San Francisco Municipal Transit Agency (MUNI) buses are seen parked at the agency's Presidio Division office in on June 3, 2014. REUTERS/Stephen Lam

San Francisco’s Municipal Transportation Agency — also known as MUNI — was hacked Friday, forcing the shutdown of several light-rail ticketing machines. The hackers reportedly left behind a message on computer screens at MUNI stations, reading: “You Hacked, ALL Data Encrypted. Contact For Key( .”

The trains, however, were not affected.

“There’s no impact to the transit service, but we have opened the fare gates as a precaution to minimize customer impact,” MUNI spokesman Paul Rose told CBS. “Because this is an ongoing investigation it would not be appropriate to provide additional details at this point.”

According to the BBC, the unidentified hackers demanded 100 bitcoins ($73,000) in ransom, indicating that it was a ransomware attack, which typically involves covertly installing a malware on a computer system. Similar attacks have, in recent years, targeted several hospitals across the country.

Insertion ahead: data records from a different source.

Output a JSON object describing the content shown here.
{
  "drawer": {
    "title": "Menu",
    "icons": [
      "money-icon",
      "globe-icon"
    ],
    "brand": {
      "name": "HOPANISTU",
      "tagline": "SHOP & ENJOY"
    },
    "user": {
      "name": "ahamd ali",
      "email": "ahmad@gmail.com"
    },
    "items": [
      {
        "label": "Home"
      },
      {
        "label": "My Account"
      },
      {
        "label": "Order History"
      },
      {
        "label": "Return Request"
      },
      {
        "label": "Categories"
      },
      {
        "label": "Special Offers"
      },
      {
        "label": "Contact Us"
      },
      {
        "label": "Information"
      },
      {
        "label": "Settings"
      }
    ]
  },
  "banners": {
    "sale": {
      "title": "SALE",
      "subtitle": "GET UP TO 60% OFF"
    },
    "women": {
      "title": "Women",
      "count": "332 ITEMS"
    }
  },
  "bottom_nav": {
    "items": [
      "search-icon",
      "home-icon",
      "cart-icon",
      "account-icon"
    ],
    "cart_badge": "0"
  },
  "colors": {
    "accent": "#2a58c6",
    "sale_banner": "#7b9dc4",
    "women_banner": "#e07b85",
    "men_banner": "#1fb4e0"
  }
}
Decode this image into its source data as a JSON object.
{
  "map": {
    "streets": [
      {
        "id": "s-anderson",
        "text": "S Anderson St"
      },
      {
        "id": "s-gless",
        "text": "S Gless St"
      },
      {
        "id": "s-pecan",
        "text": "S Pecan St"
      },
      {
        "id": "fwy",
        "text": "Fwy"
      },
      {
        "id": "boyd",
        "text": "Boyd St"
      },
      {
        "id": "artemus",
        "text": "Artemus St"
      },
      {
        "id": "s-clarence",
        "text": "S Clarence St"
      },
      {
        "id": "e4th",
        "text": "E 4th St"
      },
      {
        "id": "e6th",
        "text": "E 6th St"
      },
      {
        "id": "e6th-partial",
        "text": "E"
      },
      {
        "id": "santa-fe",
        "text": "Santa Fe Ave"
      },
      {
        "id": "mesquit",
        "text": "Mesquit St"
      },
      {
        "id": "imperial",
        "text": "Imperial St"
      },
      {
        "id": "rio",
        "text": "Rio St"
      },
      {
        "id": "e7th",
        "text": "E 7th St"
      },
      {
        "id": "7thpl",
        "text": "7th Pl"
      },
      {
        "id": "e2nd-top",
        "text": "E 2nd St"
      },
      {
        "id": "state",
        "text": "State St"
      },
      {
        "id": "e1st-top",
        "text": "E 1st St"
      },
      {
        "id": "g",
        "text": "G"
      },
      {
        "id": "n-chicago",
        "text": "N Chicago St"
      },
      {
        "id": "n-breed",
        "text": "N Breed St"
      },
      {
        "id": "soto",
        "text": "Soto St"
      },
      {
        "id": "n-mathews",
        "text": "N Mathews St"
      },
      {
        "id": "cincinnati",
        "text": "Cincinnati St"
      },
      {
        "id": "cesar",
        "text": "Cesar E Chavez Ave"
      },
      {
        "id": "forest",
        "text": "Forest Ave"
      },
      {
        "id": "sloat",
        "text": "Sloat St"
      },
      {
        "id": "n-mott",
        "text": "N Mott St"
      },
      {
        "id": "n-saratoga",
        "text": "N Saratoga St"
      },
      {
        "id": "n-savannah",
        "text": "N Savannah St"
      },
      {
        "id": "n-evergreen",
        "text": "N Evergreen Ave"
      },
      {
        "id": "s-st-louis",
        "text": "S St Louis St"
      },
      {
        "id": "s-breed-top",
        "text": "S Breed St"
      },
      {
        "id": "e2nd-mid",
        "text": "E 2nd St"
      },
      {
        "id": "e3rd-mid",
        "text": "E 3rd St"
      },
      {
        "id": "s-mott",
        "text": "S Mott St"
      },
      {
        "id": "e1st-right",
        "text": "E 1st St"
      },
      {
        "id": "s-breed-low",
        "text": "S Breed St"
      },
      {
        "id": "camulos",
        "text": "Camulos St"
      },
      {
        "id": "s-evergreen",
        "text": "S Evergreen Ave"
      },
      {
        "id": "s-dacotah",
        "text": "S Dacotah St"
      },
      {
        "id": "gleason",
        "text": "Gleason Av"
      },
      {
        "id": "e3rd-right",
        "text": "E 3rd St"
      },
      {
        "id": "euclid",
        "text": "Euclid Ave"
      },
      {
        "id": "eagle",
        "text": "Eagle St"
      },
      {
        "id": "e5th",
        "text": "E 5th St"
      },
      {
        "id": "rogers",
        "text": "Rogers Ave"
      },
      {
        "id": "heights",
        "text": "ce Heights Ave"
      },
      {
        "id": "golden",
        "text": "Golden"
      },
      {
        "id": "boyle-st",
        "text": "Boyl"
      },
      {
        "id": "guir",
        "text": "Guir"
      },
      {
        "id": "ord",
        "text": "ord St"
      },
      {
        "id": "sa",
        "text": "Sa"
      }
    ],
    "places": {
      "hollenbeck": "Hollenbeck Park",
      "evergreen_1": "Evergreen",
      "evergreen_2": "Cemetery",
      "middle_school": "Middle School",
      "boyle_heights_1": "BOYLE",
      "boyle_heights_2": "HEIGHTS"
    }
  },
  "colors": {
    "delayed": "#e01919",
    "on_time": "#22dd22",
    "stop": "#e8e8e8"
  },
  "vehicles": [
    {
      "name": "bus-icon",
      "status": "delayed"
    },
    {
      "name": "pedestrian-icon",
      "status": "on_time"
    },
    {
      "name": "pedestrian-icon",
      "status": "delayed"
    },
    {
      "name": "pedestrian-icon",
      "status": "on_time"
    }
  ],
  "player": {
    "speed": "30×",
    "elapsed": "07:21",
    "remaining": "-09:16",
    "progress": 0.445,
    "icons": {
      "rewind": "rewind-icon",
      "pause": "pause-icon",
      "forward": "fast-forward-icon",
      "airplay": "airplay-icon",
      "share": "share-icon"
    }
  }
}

“I was like, is this part of Black Friday deal, or something?” an unnamed passenger told CBS, referring to the fact that many ticketing machines had a handwritten note reading “free entry” taped over them.

Although the ticketing machines were back up by Sunday afternoon — as confirmed by MUNI in a reply to a tweet — it is not yet clear if the hack has been contained.

“I think it is terrifying,” another passenger who chose to remain anonymous, told CBS. “I think if they can start doing this you know here, we’re not safe anywhere.”

In a recent survey of over 500 IT companies in four countries, including the U.S., 40 percent of businesses surveyed acknowledged having been attacked by ransomware. In the U.S., the most recent incident took place in February, when the Hollywood Presbyterian Medical Center was forced to pay $17,000 in ransom to hackers who seized control of the hospital’s computer systems.

In a statement released earlier this year, FBI’s cybercrime division warned against victims paying ransom to hackers to retrieve their data, arguing that doing so “not only emboldens current cyber criminals to target more organisations, it also offers an incentive for other criminals to get involved in this type of illegal activity.”

FBI Cyber Division Assistant Director James Trainor said at the time: “Paying a ransom doesn’t guarantee an organisation that it will get its data back — we’ve seen cases where organisations never got a decryption key after having paid the ransom.”